Computers now form a new front line for such groups. As many in law enforcement know, when radical groups carry out direct action such as rushing through a targeted organisation’s front reception to access their offices the criminal damage that takes place is often a mask for a more sinister attack such as the planting of key logging devices or the download of data masked by the cacophony of the direct action.
Less visible are the attacks that these groups execute across the internet. We are now seeing political activists using the same hacking tools and technologies as cybercriminals. There are no boundaries to the use of technology to meet their objectives—the only limit appears to be the imagination of the criminal, hacktivist or terrorist group.
The next article in this series will cover the use of the internet by radical groups and the sinister use of open source intelligence gathering.
 ACPO. (2008). National Strategic Assessment. ACPO.

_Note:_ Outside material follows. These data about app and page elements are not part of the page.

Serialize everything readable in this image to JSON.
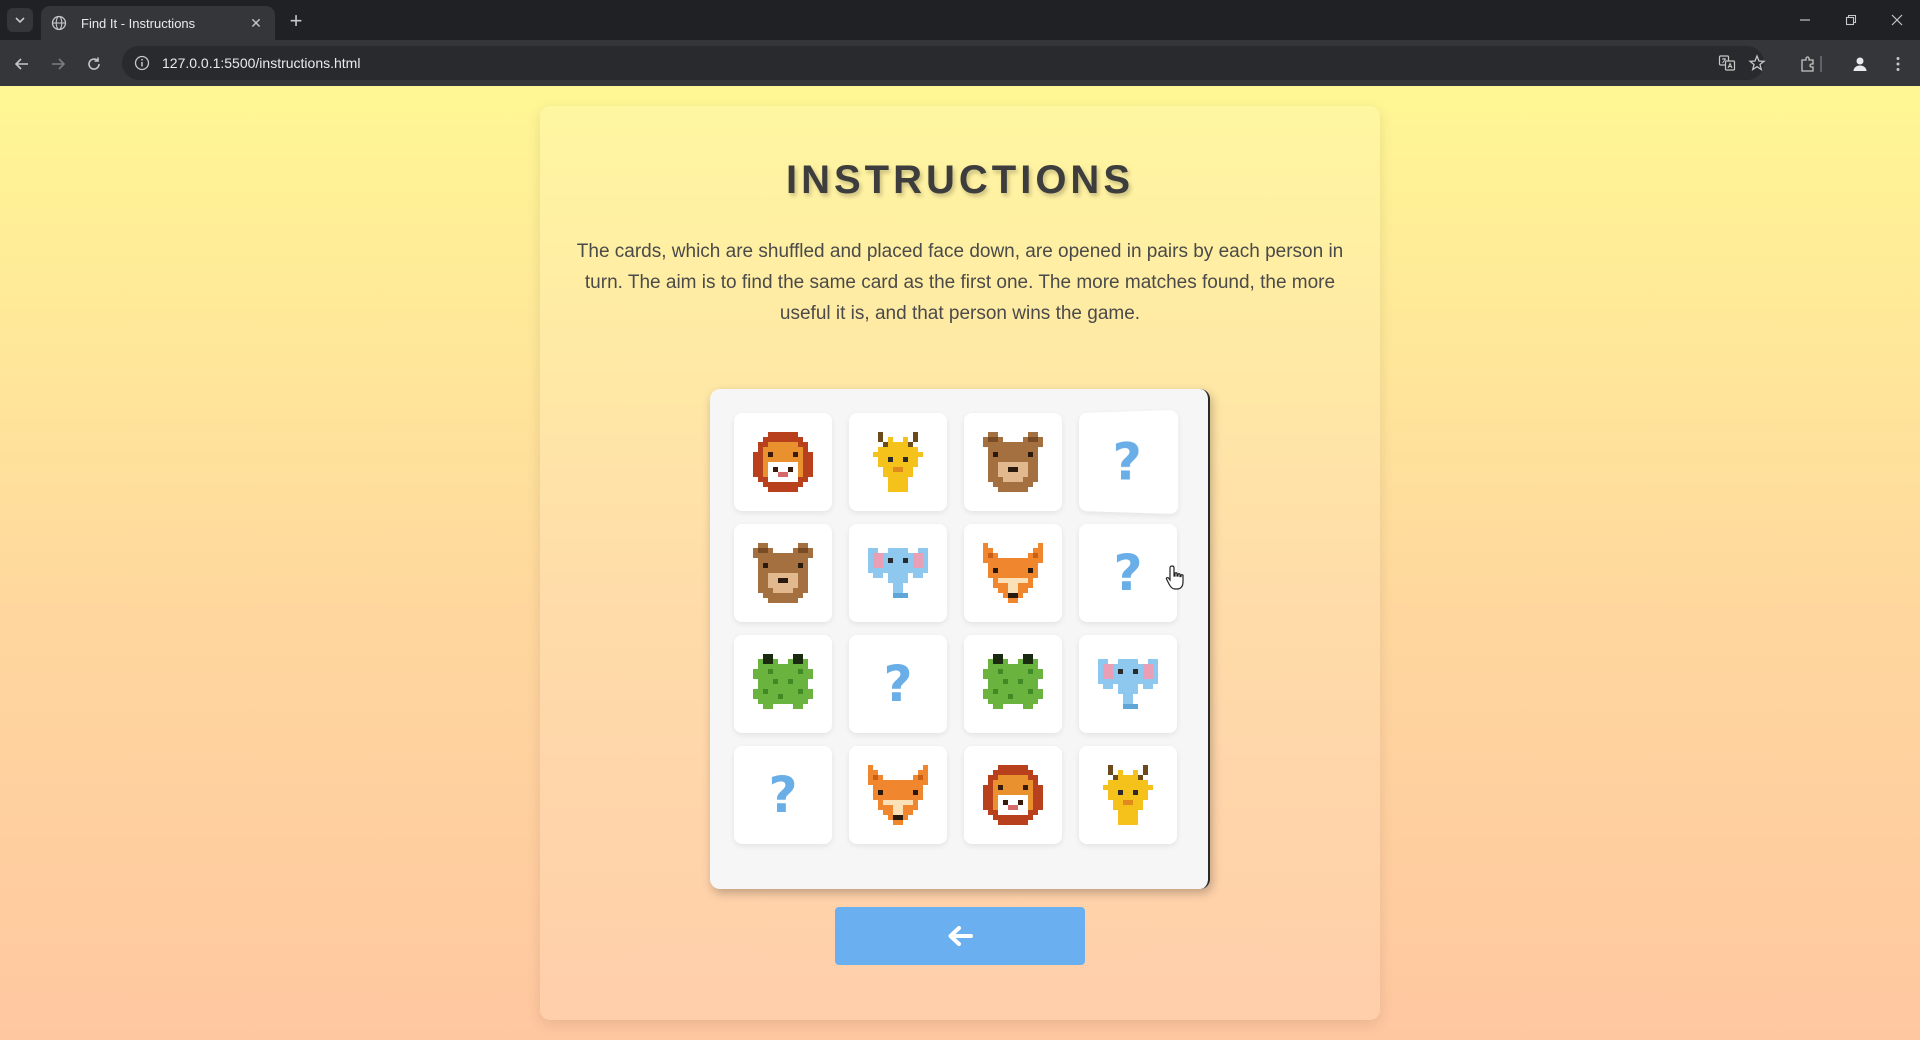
{
  "browser": {
    "tab_title": "Find It - Instructions",
    "url": "127.0.0.1:5500/instructions.html",
    "close_glyph": "✕",
    "new_tab_glyph": "+"
  },
  "page": {
    "title": "INSTRUCTIONS",
    "description": "The cards, which are shuffled and placed face down, are opened in pairs by each person in turn. The aim is to find the same card as the first one. The more matches found, the more useful it is, and that person wins the game.",
    "back_button_icon": "arrow-left-icon"
  },
  "board": {
    "cards": [
      [
        "lion",
        "giraffe",
        "bear",
        "hidden"
      ],
      [
        "bear",
        "elephant",
        "fox",
        "hidden"
      ],
      [
        "frog",
        "hidden",
        "frog",
        "elephant"
      ],
      [
        "hidden",
        "fox",
        "lion",
        "giraffe"
      ]
    ],
    "hidden_glyph": "?",
    "flipping_card": [
      0,
      3
    ]
  },
  "colors": {
    "question_mark": "#6aaee8",
    "back_button": "#6ab0f0",
    "title": "#3d3d3d"
  }
}
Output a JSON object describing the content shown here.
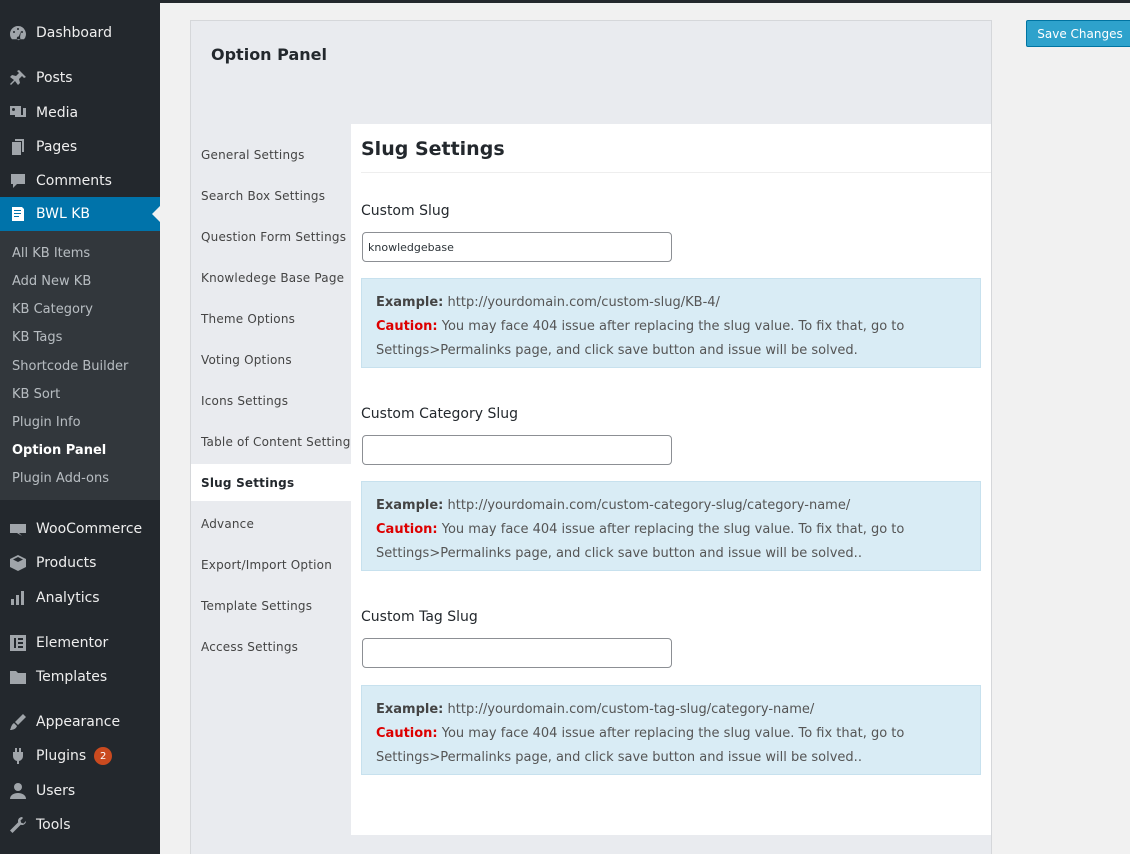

 BNAC. (2007). British-North American Committee, Cyber Attack: A Risk Management Primer for CEOs and Directors. BNAC.
 Wilson, C. (2003). Computer Attack and Cyber Terrorism: Vulnerabilities and Policy Issues for Congress. CRS Web.
 Federation of American Scientists. Leftwing Extremists Likely to Increase Use of Cyber Attacks over the Coming Decade. Available at http://www.fas.org/irp/eprint/leftwing.pdf Last accessed 9th December 2010